As a direct result of the global slowdown, regional unrest and weaker demand in the EU, Morocco’s budget deficit widened to 7.7% in 2012, its highest level since 1990. This can largely be seen as a result of falling foreign direct investment and exports, as well as increased social spending over the past few years. In grappling with this deficit, the government is looking to boost tax revenues in order to sustainably widen the country’s fiscal base and redress its imbalances through new taxes on the one hand and subsidy cuts on the other. To this end, measures introduced in the 2014 Finance Law include the removal of subsidies on petrol and fuel oil as well as the tax exemption on large-scale farms.

GRADUAL INCREASE: Historically, upstream activities in agriculture have benefitted from generous tax exemptions in Morocco. However, the new tax reforms introduced in the 2014 Finance Law will gradually subject the sector to corporate and income tax. Therefore, as of January 2014, agricultural businesses with turnover equal to or in excess of Dh35m (€3.1m) will be taxed; this will be followed in January 2016 by those at or above Dh20m (€1.8m); and will finally include, in January 2018, those with turnovers of Dh10m (€888,000) or more. The aim is to have all businesses with turnover in excess of Dh5m (€444,000) pay taxes by 2020.

With some 70% of Moroccan farmers operating on surface areas of less than 5 ha, and tax exemptions maintained for small and medium-sized farms, these new measures will mainly target large-scale commercial producers.

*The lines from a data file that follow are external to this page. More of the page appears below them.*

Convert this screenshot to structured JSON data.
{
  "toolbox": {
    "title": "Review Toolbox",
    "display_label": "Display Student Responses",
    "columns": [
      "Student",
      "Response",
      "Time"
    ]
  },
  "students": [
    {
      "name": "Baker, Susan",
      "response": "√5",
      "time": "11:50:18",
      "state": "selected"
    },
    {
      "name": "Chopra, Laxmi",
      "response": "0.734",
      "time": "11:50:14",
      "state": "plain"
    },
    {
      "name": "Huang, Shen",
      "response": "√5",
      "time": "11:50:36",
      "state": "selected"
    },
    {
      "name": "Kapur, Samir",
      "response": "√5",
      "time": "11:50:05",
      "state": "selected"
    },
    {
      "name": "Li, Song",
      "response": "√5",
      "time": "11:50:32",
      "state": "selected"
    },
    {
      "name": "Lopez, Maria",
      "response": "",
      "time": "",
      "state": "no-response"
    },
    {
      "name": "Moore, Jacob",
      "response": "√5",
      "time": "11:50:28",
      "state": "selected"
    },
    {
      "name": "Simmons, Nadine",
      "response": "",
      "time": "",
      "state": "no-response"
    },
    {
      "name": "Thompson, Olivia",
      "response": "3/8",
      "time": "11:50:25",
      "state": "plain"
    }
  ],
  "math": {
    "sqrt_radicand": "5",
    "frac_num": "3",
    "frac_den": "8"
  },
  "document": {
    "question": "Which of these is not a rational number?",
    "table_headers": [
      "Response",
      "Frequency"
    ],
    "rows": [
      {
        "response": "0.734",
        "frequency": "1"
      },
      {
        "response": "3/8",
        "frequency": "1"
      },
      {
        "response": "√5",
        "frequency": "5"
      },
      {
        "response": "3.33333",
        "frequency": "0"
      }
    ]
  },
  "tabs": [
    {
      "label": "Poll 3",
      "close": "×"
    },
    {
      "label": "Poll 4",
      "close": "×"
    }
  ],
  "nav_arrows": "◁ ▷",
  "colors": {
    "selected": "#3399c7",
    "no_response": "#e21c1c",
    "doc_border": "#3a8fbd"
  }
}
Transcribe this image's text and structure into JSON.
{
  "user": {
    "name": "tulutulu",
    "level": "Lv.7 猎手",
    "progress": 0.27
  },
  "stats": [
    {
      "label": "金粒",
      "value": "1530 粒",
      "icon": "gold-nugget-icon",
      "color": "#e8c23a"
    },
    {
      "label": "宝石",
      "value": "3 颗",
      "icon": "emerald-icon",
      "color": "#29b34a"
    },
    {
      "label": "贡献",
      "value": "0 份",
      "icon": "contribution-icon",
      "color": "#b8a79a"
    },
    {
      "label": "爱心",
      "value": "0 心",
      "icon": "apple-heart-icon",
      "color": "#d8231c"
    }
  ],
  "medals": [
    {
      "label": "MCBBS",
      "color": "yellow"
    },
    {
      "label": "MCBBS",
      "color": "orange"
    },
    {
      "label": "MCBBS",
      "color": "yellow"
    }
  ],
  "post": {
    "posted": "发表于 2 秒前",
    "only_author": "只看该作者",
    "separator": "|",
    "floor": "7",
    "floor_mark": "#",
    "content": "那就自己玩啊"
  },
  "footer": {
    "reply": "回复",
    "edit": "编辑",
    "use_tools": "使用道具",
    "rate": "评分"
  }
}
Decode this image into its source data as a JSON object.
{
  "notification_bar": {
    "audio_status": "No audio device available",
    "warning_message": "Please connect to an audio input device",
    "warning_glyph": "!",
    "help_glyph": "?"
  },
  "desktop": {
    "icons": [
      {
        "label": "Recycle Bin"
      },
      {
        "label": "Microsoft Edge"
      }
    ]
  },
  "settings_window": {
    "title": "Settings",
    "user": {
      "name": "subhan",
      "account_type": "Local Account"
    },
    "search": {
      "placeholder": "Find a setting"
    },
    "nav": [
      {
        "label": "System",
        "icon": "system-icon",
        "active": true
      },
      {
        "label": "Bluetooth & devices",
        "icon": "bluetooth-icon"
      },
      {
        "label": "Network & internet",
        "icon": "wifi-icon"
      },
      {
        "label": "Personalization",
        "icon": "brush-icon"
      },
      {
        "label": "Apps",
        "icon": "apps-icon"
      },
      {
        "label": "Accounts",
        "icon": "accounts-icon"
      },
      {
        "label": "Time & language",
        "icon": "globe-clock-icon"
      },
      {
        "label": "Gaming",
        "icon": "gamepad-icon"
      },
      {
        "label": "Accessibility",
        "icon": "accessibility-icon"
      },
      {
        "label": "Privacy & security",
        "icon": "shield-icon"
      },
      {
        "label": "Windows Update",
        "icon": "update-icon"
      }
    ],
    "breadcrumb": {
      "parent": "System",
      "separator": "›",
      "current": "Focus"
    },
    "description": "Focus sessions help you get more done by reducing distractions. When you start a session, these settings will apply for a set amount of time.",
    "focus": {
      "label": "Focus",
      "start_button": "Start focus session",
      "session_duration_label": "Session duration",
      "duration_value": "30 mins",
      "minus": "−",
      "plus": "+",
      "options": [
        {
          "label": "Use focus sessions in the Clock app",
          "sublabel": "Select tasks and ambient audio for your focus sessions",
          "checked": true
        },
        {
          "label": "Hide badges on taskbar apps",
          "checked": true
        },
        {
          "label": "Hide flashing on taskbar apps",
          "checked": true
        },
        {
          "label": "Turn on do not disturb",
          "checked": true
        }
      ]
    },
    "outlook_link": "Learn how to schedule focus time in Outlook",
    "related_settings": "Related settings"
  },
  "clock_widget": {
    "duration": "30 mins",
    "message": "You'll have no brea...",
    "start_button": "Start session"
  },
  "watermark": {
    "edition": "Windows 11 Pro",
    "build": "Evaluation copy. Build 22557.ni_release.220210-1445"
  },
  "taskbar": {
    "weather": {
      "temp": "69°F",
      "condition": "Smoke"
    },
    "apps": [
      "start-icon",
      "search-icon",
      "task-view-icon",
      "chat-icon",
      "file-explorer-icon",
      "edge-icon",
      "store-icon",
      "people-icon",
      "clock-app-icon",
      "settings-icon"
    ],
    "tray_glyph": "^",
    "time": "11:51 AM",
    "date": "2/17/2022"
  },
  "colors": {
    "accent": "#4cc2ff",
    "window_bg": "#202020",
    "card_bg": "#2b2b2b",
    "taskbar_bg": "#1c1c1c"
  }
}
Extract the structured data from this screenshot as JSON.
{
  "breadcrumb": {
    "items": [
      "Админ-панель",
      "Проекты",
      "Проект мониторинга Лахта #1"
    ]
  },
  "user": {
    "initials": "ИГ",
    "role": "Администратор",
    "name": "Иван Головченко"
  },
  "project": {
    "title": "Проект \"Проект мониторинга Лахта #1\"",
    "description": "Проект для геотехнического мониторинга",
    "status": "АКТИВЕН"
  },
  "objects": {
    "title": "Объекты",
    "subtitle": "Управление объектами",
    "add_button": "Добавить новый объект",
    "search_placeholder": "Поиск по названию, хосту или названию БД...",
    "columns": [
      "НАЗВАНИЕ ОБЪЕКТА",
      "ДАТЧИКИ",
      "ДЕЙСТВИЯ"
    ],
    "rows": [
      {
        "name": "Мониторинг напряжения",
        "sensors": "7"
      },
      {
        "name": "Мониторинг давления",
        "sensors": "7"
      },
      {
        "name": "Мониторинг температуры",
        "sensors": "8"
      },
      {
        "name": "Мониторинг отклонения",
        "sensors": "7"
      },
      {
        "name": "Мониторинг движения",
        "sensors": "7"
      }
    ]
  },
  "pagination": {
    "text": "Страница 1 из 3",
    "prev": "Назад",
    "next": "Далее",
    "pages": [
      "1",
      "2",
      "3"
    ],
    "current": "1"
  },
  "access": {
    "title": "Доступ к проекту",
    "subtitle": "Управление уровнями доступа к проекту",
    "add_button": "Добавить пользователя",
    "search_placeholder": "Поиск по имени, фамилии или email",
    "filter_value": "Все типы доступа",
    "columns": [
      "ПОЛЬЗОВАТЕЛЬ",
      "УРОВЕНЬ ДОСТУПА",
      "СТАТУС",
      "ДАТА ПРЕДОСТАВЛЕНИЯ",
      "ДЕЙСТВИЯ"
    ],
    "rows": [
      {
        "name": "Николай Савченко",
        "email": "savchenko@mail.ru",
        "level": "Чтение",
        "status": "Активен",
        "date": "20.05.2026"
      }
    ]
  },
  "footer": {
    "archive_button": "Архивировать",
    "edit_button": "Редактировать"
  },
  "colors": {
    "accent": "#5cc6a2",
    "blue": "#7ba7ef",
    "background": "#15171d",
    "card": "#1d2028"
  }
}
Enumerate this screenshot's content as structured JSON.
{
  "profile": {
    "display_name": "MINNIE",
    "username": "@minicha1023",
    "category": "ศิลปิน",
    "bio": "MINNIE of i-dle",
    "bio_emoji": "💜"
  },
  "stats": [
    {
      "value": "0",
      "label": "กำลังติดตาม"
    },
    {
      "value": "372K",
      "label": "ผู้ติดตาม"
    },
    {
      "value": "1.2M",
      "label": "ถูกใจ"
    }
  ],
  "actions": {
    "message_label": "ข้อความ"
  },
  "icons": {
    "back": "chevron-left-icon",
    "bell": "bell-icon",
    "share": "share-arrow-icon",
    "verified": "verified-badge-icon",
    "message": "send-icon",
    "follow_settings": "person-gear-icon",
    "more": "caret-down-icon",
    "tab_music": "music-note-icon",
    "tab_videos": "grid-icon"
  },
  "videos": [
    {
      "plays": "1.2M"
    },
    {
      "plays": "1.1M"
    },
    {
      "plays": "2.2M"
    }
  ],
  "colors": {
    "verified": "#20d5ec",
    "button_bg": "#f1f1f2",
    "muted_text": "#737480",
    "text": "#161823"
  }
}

“Sector professionals have long defended tax exemptions in agriculture, particularly in the face of price volatility related to demand and supply, and especially in a country like Morocco, which continues to import goods to meet its food needs,” Ahmed Darrab, the secretary-general of the Moroccan Association of Citrus Producers, told OBG. “However, Moroccan agriculture has evolved and important investments have been made particularly under the Green Morocco Plan (Plan Maroc Vert, PMV) and therefore it is totally normal for major agricultural investors to start contributing to state coffers.”

The 2014 draft budget also proposes reforming the value-added tax (VAT) system in a bid to align and reduce the number of VAT rates to two instead of the previous three. Therefore, starting from January 2014, products previously subjected to VAT at a rate of 7%, such as animal feed, will be taxed at 10%, whilst products subjected to VAT at 10%, like salt and milled rice, and 14%, such as margarine, will be subject to a new 20% VAT rate.

EXPECTED IMPACT: Not every segment has seen a rise. Due to pressure from those involved in the seafood processing industry, VAT on canned sardines has been left at 7%. According to Nathalie Barbe, the director of the National Federation of Agribusiness, the increases in VAT applied to processed agricultural goods under the 2014 Finance Law are likely to affect levels of consumption.

VAT will also apply to equipment, notably for the fishing industry, with local purchases or imports of fishing nets and engines subject to VAT at the 20% rate as of January 2014. A 10% rate will also apply to some types of equipment used in agriculture, notably combine-harvesters and crop dusters.

Overall, these fiscal reforms seem so far to have been well received. Crucially, the changes take into account the idiosyncrasies of the agricultural sector, which remains vulnerable to exogenous shocks and grapples with seasonal cycles, which affect payroll taxes, for example. With corporate tax receipts accounting for a significant amount of the government’s overall tax revenues, these reforms should allow it to enlarge the tax base by including new actors from the agricultural sector.

With these new measures in place, the government expects to see its budget deficit fall from 5.4% of GDP, or Dh74bn (€6.6bn), in 2013 to 4.9% in 2014.